**Goal of the exercise**
Please repeat all the entries. Nothing may differ.

**Interface dataset entries**
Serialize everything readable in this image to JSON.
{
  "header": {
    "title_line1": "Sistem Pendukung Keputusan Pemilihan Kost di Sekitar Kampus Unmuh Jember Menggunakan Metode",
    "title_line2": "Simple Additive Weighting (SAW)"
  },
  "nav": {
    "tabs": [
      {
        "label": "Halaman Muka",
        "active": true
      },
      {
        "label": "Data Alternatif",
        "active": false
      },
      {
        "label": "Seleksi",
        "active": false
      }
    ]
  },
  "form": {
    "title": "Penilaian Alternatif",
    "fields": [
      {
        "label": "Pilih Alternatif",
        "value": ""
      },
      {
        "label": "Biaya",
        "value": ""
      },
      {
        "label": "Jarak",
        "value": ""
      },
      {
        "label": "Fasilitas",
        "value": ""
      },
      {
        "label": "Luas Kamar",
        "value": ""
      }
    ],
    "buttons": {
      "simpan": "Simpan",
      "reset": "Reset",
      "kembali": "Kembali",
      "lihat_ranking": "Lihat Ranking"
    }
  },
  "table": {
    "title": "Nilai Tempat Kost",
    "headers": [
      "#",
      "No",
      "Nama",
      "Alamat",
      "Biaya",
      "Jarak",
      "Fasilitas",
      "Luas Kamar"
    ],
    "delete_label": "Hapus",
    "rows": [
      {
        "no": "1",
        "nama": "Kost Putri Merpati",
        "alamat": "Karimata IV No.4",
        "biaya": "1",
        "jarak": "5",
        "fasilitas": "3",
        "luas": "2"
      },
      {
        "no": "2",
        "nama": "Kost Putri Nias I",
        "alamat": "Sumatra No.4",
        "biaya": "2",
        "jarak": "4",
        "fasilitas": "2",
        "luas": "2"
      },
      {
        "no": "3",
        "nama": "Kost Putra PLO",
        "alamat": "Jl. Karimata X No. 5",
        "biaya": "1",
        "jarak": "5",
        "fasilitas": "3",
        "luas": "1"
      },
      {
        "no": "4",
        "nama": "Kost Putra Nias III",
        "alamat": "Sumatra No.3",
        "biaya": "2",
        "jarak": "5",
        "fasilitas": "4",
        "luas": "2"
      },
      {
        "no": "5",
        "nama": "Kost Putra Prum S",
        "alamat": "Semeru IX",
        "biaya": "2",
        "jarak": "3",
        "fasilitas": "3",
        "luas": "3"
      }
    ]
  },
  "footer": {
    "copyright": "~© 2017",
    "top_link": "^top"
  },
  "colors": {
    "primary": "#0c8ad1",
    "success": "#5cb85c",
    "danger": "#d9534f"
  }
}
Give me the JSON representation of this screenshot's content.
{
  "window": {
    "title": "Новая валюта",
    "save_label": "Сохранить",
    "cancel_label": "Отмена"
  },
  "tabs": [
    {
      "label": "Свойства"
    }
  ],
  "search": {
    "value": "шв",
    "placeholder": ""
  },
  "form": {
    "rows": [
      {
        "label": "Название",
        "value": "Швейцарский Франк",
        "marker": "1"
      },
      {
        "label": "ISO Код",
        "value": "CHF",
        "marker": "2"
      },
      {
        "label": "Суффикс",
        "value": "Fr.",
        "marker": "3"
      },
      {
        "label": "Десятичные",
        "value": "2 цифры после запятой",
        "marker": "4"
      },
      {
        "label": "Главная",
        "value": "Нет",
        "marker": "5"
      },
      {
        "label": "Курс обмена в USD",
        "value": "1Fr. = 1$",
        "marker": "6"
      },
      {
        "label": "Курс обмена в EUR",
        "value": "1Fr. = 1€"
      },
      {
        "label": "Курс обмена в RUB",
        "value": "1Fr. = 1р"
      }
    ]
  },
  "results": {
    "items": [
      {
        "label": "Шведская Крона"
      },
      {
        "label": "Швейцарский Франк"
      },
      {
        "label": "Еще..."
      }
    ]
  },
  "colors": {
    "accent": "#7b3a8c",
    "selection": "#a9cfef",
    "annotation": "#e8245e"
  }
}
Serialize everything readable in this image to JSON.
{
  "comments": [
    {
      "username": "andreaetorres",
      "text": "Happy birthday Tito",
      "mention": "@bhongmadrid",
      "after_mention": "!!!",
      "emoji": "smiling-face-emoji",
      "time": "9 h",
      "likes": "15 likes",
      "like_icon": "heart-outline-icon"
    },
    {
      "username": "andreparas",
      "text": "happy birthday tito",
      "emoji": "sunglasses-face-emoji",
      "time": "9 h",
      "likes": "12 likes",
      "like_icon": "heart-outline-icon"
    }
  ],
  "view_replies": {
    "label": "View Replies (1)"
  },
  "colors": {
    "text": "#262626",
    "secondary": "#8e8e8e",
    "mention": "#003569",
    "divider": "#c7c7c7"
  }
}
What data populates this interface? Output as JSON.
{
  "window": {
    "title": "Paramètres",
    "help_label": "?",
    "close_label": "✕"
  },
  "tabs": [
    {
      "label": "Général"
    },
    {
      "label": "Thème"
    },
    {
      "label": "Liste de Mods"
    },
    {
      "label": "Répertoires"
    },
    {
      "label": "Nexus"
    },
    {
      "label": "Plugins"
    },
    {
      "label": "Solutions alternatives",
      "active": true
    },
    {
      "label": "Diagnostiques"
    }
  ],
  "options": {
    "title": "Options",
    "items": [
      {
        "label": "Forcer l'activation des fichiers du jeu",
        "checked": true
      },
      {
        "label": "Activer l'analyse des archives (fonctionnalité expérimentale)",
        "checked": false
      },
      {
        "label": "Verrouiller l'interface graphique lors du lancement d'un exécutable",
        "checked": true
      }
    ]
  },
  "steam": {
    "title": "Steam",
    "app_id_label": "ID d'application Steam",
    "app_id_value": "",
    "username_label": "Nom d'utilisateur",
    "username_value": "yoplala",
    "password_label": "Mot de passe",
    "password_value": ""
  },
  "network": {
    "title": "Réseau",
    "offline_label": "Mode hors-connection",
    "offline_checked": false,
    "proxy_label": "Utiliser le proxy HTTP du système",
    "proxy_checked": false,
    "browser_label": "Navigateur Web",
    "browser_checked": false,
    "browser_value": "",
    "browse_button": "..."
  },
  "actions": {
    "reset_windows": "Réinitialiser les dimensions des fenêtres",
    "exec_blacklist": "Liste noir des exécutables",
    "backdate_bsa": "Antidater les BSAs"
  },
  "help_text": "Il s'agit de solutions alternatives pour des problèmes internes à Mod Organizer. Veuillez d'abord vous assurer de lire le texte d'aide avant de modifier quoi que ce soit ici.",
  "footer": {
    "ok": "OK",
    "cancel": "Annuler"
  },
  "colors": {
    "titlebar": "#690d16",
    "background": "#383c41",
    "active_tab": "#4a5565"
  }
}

**Task result**
Serialize everything readable in this image to JSON.
{
  "header": {
    "title_line1": "Sistem Pendukung Keputusan Pemilihan Kost di Sekitar Kampus Unmuh Jember Menggunakan Metode",
    "title_line2": "Simple Additive Weighting (SAW)"
  },
  "nav": {
    "tabs": [
      {
        "label": "Halaman Muka",
        "active": true
      },
      {
        "label": "Data Alternatif",
        "active": false
      },
      {
        "label": "Seleksi",
        "active": false
      }
    ]
  },
  "form": {
    "title": "Penilaian Alternatif",
    "fields": [
      {
        "label": "Pilih Alternatif",
        "value": ""
      },
      {
        "label": "Biaya",
        "value": ""
      },
      {
        "label": "Jarak",
        "value": ""
      },
      {
        "label": "Fasilitas",
        "value": ""
      },
      {
        "label": "Luas Kamar",
        "value": ""
      }
    ],
    "buttons": {
      "simpan": "Simpan",
      "reset": "Reset",
      "kembali": "Kembali",
      "lihat_ranking": "Lihat Ranking"
    }
  },
  "table": {
    "title": "Nilai Tempat Kost",
    "headers": [
      "#",
      "No",
      "Nama",
      "Alamat",
      "Biaya",
      "Jarak",
      "Fasilitas",
      "Luas Kamar"
    ],
    "delete_label": "Hapus",
    "rows": [
      {
        "no": "1",
        "nama": "Kost Putri Merpati",
        "alamat": "Karimata IV No.4",
        "biaya": "1",
        "jarak": "5",
        "fasilitas": "3",
        "luas": "2"
      },
      {
        "no": "2",
        "nama": "Kost Putri Nias I",
        "alamat": "Sumatra No.4",
        "biaya": "2",
        "jarak": "4",
        "fasilitas": "2",
        "luas": "2"
      },
      {
        "no": "3",
        "nama": "Kost Putra PLO",
        "alamat": "Jl. Karimata X No. 5",
        "biaya": "1",
        "jarak": "5",
        "fasilitas": "3",
        "luas": "1"
      },
      {
        "no": "4",
        "nama": "Kost Putra Nias III",
        "alamat": "Sumatra No.3",
        "biaya": "2",
        "jarak": "5",
        "fasilitas": "4",
        "luas": "2"
      },
      {
        "no": "5",
        "nama": "Kost Putra Prum S",
        "alamat": "Semeru IX",
        "biaya": "2",
        "jarak": "3",
        "fasilitas": "3",
        "luas": "3"
      }
    ]
  },
  "footer": {
    "copyright": "~© 2017",
    "top_link": "^top"
  },
  "colors": {
    "primary": "#0c8ad1",
    "success": "#5cb85c",
    "danger": "#d9534f"
  }
}
Give me the JSON representation of this screenshot's content.
{
  "window": {
    "title": "Новая валюта",
    "save_label": "Сохранить",
    "cancel_label": "Отмена"
  },
  "tabs": [
    {
      "label": "Свойства"
    }
  ],
  "search": {
    "value": "шв",
    "placeholder": ""
  },
  "form": {
    "rows": [
      {
        "label": "Название",
        "value": "Швейцарский Франк",
        "marker": "1"
      },
      {
        "label": "ISO Код",
        "value": "CHF",
        "marker": "2"
      },
      {
        "label": "Суффикс",
        "value": "Fr.",
        "marker": "3"
      },
      {
        "label": "Десятичные",
        "value": "2 цифры после запятой",
        "marker": "4"
      },
      {
        "label": "Главная",
        "value": "Нет",
        "marker": "5"
      },
      {
        "label": "Курс обмена в USD",
        "value": "1Fr. = 1$",
        "marker": "6"
      },
      {
        "label": "Курс обмена в EUR",
        "value": "1Fr. = 1€"
      },
      {
        "label": "Курс обмена в RUB",
        "value": "1Fr. = 1р"
      }
    ]
  },
  "results": {
    "items": [
      {
        "label": "Шведская Крона"
      },
      {
        "label": "Швейцарский Франк"
      },
      {
        "label": "Еще..."
      }
    ]
  },
  "colors": {
    "accent": "#7b3a8c",
    "selection": "#a9cfef",
    "annotation": "#e8245e"
  }
}
Serialize everything readable in this image to JSON.
{
  "comments": [
    {
      "username": "andreaetorres",
      "text": "Happy birthday Tito",
      "mention": "@bhongmadrid",
      "after_mention": "!!!",
      "emoji": "smiling-face-emoji",
      "time": "9 h",
      "likes": "15 likes",
      "like_icon": "heart-outline-icon"
    },
    {
      "username": "andreparas",
      "text": "happy birthday tito",
      "emoji": "sunglasses-face-emoji",
      "time": "9 h",
      "likes": "12 likes",
      "like_icon": "heart-outline-icon"
    }
  ],
  "view_replies": {
    "label": "View Replies (1)"
  },
  "colors": {
    "text": "#262626",
    "secondary": "#8e8e8e",
    "mention": "#003569",
    "divider": "#c7c7c7"
  }
}
What data populates this interface? Output as JSON.
{
  "window": {
    "title": "Paramètres",
    "help_label": "?",
    "close_label": "✕"
  },
  "tabs": [
    {
      "label": "Général"
    },
    {
      "label": "Thème"
    },
    {
      "label": "Liste de Mods"
    },
    {
      "label": "Répertoires"
    },
    {
      "label": "Nexus"
    },
    {
      "label": "Plugins"
    },
    {
      "label": "Solutions alternatives",
      "active": true
    },
    {
      "label": "Diagnostiques"
    }
  ],
  "options": {
    "title": "Options",
    "items": [
      {
        "label": "Forcer l'activation des fichiers du jeu",
        "checked": true
      },
      {
        "label": "Activer l'analyse des archives (fonctionnalité expérimentale)",
        "checked": false
      },
      {
        "label": "Verrouiller l'interface graphique lors du lancement d'un exécutable",
        "checked": true
      }
    ]
  },
  "steam": {
    "title": "Steam",
    "app_id_label": "ID d'application Steam",
    "app_id_value": "",
    "username_label": "Nom d'utilisateur",
    "username_value": "yoplala",
    "password_label": "Mot de passe",
    "password_value": ""
  },
  "network": {
    "title": "Réseau",
    "offline_label": "Mode hors-connection",
    "offline_checked": false,
    "proxy_label": "Utiliser le proxy HTTP du système",
    "proxy_checked": false,
    "browser_label": "Navigateur Web",
    "browser_checked": false,
    "browser_value": "",
    "browse_button": "..."
  },
  "actions": {
    "reset_windows": "Réinitialiser les dimensions des fenêtres",
    "exec_blacklist": "Liste noir des exécutables",
    "backdate_bsa": "Antidater les BSAs"
  },
  "help_text": "Il s'agit de solutions alternatives pour des problèmes internes à Mod Organizer. Veuillez d'abord vous assurer de lire le texte d'aide avant de modifier quoi que ce soit ici.",
  "footer": {
    "ok": "OK",
    "cancel": "Annuler"
  },
  "colors": {
    "titlebar": "#690d16",
    "background": "#383c41",
    "active_tab": "#4a5565"
  }
}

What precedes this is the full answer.